• _Records from a data collection_:
---

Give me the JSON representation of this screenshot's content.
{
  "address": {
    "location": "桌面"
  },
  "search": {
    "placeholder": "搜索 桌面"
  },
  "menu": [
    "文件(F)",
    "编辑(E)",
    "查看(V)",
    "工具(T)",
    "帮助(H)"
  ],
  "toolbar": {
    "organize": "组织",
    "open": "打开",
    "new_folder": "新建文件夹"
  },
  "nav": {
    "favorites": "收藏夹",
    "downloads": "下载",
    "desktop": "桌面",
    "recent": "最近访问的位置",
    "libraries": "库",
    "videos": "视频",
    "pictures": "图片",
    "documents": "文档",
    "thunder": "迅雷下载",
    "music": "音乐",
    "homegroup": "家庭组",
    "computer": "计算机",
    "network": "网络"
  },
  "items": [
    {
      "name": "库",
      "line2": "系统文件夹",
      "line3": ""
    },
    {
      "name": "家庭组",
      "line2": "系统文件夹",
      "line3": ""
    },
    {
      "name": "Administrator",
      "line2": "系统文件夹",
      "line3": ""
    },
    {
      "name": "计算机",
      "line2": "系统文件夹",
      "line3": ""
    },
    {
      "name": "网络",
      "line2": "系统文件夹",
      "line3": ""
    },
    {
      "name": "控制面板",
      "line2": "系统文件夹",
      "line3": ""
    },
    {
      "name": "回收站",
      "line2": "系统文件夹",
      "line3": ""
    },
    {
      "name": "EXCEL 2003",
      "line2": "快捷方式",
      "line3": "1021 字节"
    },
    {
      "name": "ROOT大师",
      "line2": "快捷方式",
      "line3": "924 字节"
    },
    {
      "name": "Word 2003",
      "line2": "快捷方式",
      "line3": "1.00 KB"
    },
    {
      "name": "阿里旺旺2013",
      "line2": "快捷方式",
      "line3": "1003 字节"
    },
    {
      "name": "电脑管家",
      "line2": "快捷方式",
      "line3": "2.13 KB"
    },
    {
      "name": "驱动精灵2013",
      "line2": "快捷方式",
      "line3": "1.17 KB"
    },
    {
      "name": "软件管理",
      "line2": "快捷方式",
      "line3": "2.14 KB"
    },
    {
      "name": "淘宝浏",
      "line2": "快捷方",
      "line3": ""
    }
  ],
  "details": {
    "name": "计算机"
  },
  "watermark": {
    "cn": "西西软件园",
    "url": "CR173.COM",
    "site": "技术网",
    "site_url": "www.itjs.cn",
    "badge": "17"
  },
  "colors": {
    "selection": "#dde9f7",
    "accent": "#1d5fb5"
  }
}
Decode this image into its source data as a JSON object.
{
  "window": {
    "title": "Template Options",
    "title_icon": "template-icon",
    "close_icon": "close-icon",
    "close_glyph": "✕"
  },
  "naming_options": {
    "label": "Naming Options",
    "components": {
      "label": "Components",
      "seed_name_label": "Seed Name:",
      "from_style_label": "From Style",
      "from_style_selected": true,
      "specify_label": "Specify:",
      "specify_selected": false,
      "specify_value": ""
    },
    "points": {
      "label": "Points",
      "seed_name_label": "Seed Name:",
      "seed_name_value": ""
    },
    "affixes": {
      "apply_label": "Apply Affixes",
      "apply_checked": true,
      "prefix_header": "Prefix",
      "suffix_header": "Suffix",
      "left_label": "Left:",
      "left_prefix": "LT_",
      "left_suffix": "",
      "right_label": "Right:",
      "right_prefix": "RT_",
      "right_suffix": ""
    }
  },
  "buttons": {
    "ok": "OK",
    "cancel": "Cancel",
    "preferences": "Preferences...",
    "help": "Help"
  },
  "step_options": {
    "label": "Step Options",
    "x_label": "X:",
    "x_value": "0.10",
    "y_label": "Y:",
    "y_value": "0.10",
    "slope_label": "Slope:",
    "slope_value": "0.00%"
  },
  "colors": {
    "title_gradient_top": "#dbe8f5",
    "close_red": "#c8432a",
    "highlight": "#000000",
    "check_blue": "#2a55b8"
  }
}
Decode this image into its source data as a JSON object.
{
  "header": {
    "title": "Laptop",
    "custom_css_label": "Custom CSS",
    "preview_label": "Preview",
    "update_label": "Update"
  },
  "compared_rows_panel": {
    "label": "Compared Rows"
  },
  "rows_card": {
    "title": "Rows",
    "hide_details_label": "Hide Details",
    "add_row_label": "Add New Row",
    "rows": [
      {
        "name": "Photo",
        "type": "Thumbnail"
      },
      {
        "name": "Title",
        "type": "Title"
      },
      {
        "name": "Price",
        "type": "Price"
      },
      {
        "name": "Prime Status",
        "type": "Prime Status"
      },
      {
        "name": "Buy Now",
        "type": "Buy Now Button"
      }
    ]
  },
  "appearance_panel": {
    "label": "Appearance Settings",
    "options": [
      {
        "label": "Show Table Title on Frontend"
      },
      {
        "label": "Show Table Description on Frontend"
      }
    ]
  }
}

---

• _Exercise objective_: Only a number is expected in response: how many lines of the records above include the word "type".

• _Response for this exercise_: 5